* _Records shown_:
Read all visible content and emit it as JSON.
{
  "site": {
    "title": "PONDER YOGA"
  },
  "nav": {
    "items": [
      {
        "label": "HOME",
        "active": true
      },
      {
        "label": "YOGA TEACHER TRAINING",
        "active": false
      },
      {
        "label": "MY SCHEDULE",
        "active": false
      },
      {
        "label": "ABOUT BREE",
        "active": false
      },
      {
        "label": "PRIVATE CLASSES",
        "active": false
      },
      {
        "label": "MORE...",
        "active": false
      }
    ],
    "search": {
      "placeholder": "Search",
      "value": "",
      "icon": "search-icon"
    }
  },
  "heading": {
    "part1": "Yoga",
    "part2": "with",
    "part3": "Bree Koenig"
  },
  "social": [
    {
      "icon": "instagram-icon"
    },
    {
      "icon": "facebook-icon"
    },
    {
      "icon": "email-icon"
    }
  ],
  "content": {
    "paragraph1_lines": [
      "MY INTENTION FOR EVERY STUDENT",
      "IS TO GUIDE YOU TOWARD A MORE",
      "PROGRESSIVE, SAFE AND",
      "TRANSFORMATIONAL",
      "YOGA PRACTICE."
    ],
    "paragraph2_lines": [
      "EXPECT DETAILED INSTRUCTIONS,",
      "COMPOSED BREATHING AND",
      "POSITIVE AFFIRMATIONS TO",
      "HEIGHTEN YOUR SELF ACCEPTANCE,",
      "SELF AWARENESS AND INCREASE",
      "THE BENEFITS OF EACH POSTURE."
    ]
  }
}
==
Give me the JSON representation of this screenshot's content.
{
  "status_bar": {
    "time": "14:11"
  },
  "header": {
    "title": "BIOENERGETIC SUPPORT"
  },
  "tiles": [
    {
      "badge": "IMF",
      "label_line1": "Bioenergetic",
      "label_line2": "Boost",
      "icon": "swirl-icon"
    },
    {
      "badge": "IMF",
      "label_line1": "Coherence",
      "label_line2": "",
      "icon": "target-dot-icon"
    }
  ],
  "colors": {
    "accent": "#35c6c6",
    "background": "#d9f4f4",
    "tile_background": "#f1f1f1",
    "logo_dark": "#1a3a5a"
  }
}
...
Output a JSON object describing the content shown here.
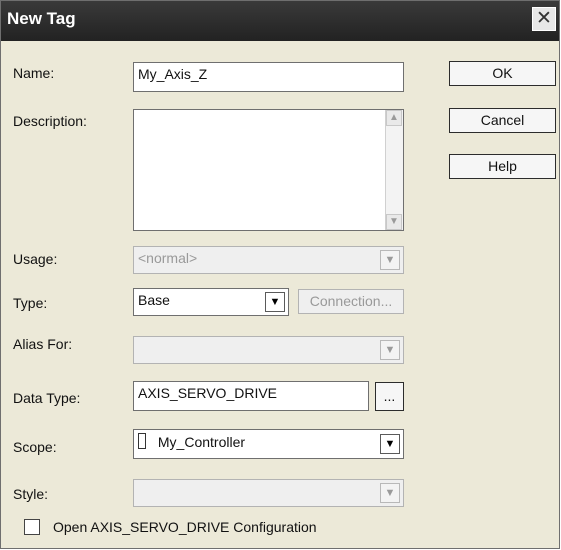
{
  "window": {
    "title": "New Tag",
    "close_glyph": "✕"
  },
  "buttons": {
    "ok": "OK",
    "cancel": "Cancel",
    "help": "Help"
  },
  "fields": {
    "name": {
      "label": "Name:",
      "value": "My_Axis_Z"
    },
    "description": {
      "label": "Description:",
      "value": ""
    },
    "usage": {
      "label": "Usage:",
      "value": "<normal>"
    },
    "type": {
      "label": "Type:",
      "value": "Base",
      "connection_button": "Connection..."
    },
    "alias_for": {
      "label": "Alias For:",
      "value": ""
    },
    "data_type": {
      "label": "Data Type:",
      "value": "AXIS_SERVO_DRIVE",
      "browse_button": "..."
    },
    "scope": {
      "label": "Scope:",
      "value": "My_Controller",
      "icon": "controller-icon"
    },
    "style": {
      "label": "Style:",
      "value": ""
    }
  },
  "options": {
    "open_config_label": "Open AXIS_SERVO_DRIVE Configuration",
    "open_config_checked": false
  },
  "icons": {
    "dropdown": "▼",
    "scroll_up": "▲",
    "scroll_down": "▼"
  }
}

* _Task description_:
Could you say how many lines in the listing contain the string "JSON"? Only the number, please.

* _Solved problem_:
3